There is a growing body of scientific research demonstrating the link between sleep and heart health. Dr. Arshed Quyyumi, of the Emory Clinical Cardiovascular Research Institute, recently studied thousands of patients undergoing a procedure known as cardiac catherization. He found 39% of patients who had coronary artery disease also slept less than 6.5 hours per night. Patients with short average sleep periods had an above-average mortality rate from cardiovascular issues.

Professor Brooke Aggarwal, of Columbia University's Department of Medicine, also studied people with short sleep duration. She found women who sleep less than five hours per night are at significantly higher risk of high blood pressure, a risk factor for heart disease.

As a result of studies like these, the American Heart Association added sleeping well to its list of cardiovascular health tips. This will change the way cardiologists assess and treat patients.

Why Is it Important to Understand Heart Health Risk Factors?

The number one cause of death among Americans is cardiovascular disease. In fact, one American dies from it every 34 seconds. Fortunately, you can significantly lower your risk by knowing heart health risk factors and doing what you can to minimize them. In fact, some doctors say a good 80% of cardiovascular problems can be prevented this way.

How Does Sleep Improve Your Heart Health?

Your body and brain need regular rest to function properly. When you don't get enough regular sleep, your blood pressure can go up and your immune system may start overreacting to potential infection, increasing inflammation responses throughout the body. That includes your heart. Both of these problems increase the risk for cardiovascular issues. When you sleep well, your body does not react in ways that create heart-related problems.

So What Exactly Is "Sleeping Well?"

There are a few different things that determine how well you are sleeping. One is the amount you sleep each night. While the amount of sleep each person needs can vary a bit, the average is eight hours a night.

How deeply you sleep is also a factor. If you're tossing and turning all night, for example, you're not sleeping well even if you sleep eight hours every night.

There is not a lot of research on sleep consistency, or waking up and going to sleep at the same times each day. However, some research shows sleep consistency is a factor in how well you sleep and how effective your sleep is at improving your heart health.

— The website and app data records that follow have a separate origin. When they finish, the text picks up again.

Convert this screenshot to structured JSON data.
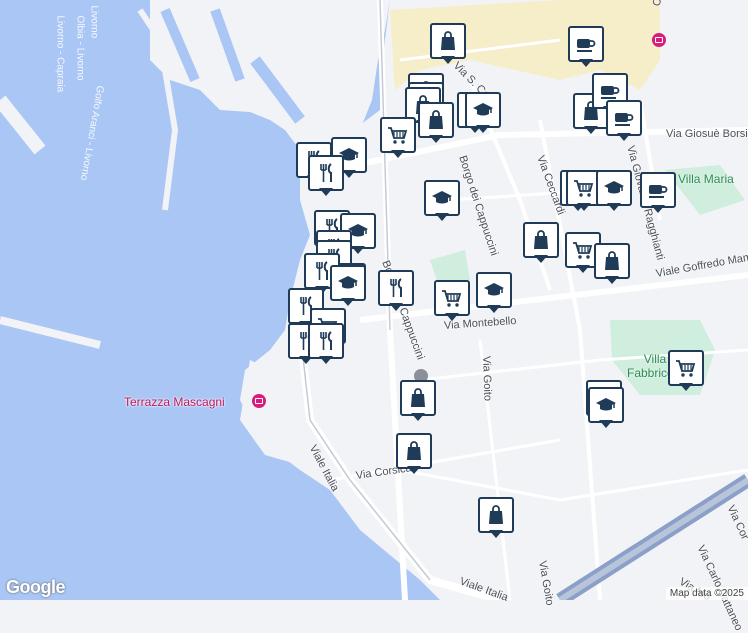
{
  "map": {
    "colors": {
      "water": "#a9c6f5",
      "land": "#f2f3f6",
      "road": "#ffffff",
      "park": "#cfeedd",
      "beige": "#f6edc9",
      "pin_border": "#1f3b57"
    },
    "roads": [
      {
        "text": "Via S. Carlo",
        "kind": "road"
      },
      {
        "text": "Borgo dei Cappuccini",
        "kind": "road"
      },
      {
        "text": "Via Ceccardi",
        "kind": "road"
      },
      {
        "text": "Via Giovanni Ragghianti",
        "kind": "road"
      },
      {
        "text": "Via Giosuè Borsi",
        "kind": "road"
      },
      {
        "text": "Viale Goffredo Mameli",
        "kind": "road"
      },
      {
        "text": "Via Montebello",
        "kind": "road"
      },
      {
        "text": "Via Goito",
        "kind": "road"
      },
      {
        "text": "Via Goito",
        "kind": "road"
      },
      {
        "text": "Borgo dei Cappuccini",
        "kind": "road"
      },
      {
        "text": "Viale Italia",
        "kind": "road"
      },
      {
        "text": "Via Corsica",
        "kind": "road"
      },
      {
        "text": "Viale Italia",
        "kind": "road"
      },
      {
        "text": "Via Carlo Cattaneo",
        "kind": "road"
      },
      {
        "text": "Via Cor",
        "kind": "road"
      },
      {
        "text": "Via Mo",
        "kind": "road"
      }
    ],
    "water_labels": [
      "Livorno - Capraia",
      "Olbia - Livorno",
      "Golfo Aranci - Livorno",
      "Livorno",
      "Co"
    ],
    "parks": [
      "Villa Maria",
      "Villa Fabbricotti"
    ],
    "places": [
      "Terrazza Mascagni"
    ],
    "pins": [
      {
        "icon": "bag"
      },
      {
        "icon": "cup"
      },
      {
        "icon": "bag"
      },
      {
        "icon": "grad"
      },
      {
        "icon": "bag"
      },
      {
        "icon": "cart"
      },
      {
        "icon": "grad"
      },
      {
        "icon": "bag"
      },
      {
        "icon": "cart"
      },
      {
        "icon": "bag"
      },
      {
        "icon": "cup"
      },
      {
        "icon": "cup"
      },
      {
        "icon": "fork"
      },
      {
        "icon": "grad"
      },
      {
        "icon": "fork"
      },
      {
        "icon": "cart"
      },
      {
        "icon": "cart"
      },
      {
        "icon": "grad"
      },
      {
        "icon": "cup"
      },
      {
        "icon": "grad"
      },
      {
        "icon": "fork"
      },
      {
        "icon": "grad"
      },
      {
        "icon": "fork"
      },
      {
        "icon": "fork"
      },
      {
        "icon": "grad"
      },
      {
        "icon": "bag"
      },
      {
        "icon": "cart"
      },
      {
        "icon": "bag"
      },
      {
        "icon": "fork"
      },
      {
        "icon": "fork"
      },
      {
        "icon": "grad"
      },
      {
        "icon": "fork"
      },
      {
        "icon": "cart"
      },
      {
        "icon": "grad"
      },
      {
        "icon": "fork"
      },
      {
        "icon": "cart"
      },
      {
        "icon": "fork"
      },
      {
        "icon": "cart"
      },
      {
        "icon": "grad"
      },
      {
        "icon": "grad"
      },
      {
        "icon": "bag"
      },
      {
        "icon": "bag"
      },
      {
        "icon": "bag"
      }
    ],
    "logo": "Google",
    "attribution": "Map data ©2025"
  }
}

Sleep Well

Improving heart health requires a bit of self discipline: exercise, eating healthy, and so forth. So take advantage of the easier things you can do to help it. When you think about improving your heart health, don't forget about how you can improve your sleep.